No other spirit besides absinthe, a.k.a. the "Green Fairy," has such a storied and mysterious history. Long rumored to be the drink of choice of such renowned artists, writers and bohemian heroes as Vincent Van Gogh, Arthur Rimbaud, Oliver Wilde and Aleister Crowley, absinthe got a bad reputation, mostly guilt by association. Erroneously portrayed as a dangerous psychoactive drug (thanks to its minuscule quantities of the chemical thujone), absinthe was banned throughout Europe and the US by the early 1900s.
Now that absinthe's honor has been restored (it has no more or less psychoactive properties than other liquors), it is being distilled and served again in America. However, the mystique remains, thanks in part to absinthe's cool green color and various accouterments used to consume it. Learn the ins and outs of this heady drink during a series of "Green Hour" events held at Morton's The Steakhouse restaurants.

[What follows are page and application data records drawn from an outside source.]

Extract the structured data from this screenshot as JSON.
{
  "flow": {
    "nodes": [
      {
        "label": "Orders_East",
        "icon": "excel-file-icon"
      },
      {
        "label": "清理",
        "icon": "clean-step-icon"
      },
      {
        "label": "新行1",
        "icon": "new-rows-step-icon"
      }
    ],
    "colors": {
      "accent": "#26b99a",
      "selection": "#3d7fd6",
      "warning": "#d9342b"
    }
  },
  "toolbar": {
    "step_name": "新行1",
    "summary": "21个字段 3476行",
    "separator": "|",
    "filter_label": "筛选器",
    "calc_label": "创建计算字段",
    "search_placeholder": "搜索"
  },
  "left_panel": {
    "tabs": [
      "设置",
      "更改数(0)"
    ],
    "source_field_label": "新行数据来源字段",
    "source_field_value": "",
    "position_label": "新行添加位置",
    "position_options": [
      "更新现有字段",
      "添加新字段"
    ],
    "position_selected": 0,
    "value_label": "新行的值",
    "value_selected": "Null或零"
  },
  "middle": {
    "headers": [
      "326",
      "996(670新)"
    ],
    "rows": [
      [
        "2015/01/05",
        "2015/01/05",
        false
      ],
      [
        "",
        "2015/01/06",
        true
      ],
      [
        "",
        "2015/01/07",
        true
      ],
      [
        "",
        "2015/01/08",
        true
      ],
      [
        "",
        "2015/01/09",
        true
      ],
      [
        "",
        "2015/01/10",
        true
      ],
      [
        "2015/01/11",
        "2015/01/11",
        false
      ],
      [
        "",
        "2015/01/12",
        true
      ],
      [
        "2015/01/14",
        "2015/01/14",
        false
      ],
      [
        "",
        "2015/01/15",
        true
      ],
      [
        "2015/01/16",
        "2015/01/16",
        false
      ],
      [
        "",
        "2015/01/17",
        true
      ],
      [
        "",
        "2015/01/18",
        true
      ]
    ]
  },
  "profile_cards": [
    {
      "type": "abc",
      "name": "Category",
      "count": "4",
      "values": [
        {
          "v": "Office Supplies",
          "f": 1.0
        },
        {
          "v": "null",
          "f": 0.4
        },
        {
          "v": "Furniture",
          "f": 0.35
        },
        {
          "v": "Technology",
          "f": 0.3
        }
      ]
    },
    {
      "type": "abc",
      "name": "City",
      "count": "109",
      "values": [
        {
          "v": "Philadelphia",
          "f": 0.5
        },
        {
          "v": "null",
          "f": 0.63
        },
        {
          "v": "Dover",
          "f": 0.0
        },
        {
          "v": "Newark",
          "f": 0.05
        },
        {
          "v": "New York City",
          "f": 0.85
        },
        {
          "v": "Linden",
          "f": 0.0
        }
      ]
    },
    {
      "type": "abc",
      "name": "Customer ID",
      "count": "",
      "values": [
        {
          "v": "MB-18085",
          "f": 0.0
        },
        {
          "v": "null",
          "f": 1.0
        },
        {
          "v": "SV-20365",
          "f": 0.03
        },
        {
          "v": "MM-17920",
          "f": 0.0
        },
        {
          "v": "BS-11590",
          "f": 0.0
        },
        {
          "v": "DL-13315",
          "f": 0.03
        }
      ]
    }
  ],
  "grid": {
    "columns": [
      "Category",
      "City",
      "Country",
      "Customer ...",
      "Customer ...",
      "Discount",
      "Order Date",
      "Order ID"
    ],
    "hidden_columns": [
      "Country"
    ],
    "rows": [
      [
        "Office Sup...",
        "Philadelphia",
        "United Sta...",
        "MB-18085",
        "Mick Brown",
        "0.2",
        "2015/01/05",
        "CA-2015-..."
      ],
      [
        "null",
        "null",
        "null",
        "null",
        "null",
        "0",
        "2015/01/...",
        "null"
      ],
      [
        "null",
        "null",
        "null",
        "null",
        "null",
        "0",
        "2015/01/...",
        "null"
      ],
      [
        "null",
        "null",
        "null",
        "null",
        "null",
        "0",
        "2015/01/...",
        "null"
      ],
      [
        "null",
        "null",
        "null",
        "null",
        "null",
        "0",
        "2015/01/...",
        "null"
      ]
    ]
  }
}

The first Chicago-area absinthe soiree will be held at the Northbrook location (699 Skokie Blvd., 847-205-5111) on Thursday, Jan. 29 from 6-7:30PM. (Several other local Morton's will hold "Green Hour" parties in the coming months -- check the Web site for dates.)
Pernod Absinthe cocktails will be the real draw of the "Green Hour" get-togethers, including the "Monkey Gland," with Bombay gin, orange juice and grenadine; the "Sazerac," with whiskey, bitters and a sugar cube; "Le Deuce," served with Absolut, Freixenet sparkling wine and raspberry puree; and the classic absinthe cocktail -- absinthe served with ice water dripped on a sugar cube through a slotted spoon.
Morton's signature hors d'oeuvres, such as oysters Rockefeller (made with the "Green Fairy"), mini prime cheeseburgers, crab-stuffed mushroom caps and sliced tenderloin on crostini will accompany the spirits throughout the evening.
The "Green Hour" event is $45 per person; call the restaurant to make your reservation.